- Medication is often used both on a long-term daily basis and an as needed basis for dogs with anxiety. You should discuss with your veterinarian whether they think an anti-anxiety medication may be helpful for your pet. Many pet owners find having short-term anti-anxiety medications on hand for their pets, for use around the fourth of July and during storms, is extremely helpful. Your vet will have to perform and an exam and discuss all options with you prior to prescribing these for your pet. If you are wondering if it could be a good option for your pet, call and discuss it with your vet NOW, before you or your pet are in an urgent situation, most likely when your vet will be closed. You also want to give your vet time to review your pet’s case and prescribe the proper medication. Calling them an hour before they close on July 3rd, when they will likely be closed on the 4th, is not a very pro-active option, or at least not likely to ensure you will receive a response in time.
- When using any anti-anxiety remedies, they must be given prior to the stressful event in order to take full effect. If they are not given until the pet is already fully stressed out, the body’s hormones will override the benefits of the medications. As a result, they will not have nearly the effect of relieving the anxiety episodes as they would if first given when the pet is still calm. If you know fireworks are scheduled for 7pm, for example, you’ll want to begin preparing an area for your dog and using any calming agents early in the afternoon.
Finally, remember to remain calm yourself. Pets do pick up on our emotions and a stressed owner will not be able to calm a stressed pet. Try to remain as calm, steady, and as in control as possible. Getting upset at your pet for her behavior will only make it worse, but remember, do not inadvertently reward the behavior with excessive coddling either. Try to help your pet find a way to self soothe by finding a safe secure location, and put on quiet music or television as a distraction, and wait it out until the stressful event has passed.
Hopefully these tips can help you and your pet have a safe happy 4th of July and summer thunderstorm season.

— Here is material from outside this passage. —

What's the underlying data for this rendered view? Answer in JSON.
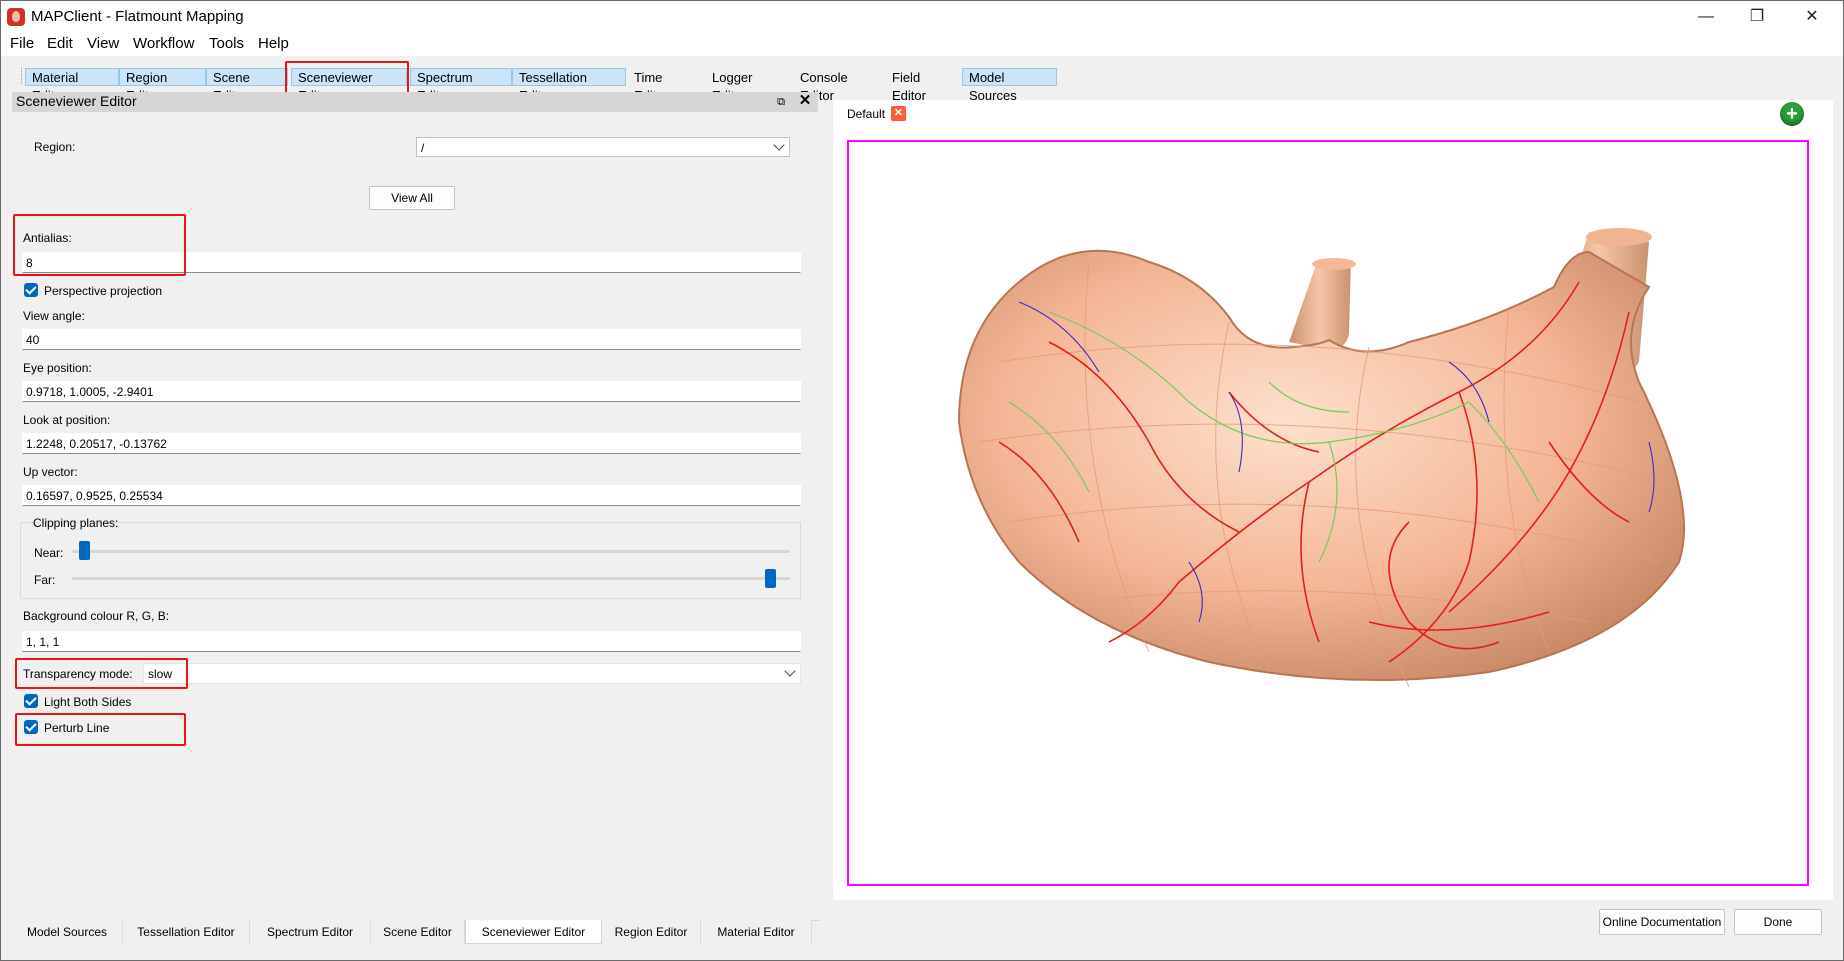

If you live in DC or the DC Metro area of Maryland, and would like help addressing any of these phobia issues with your pet, check out: Dr. Warford’s behavior page to find out more about a behavior consult.
To find a veterinary behavior specialist in your area, if you live outside the DC Metro area, and would like to find a certified behaviorist or trainer, check out:
Also, here are links for DC, MD, and VA area pre-planned firework events for 2012: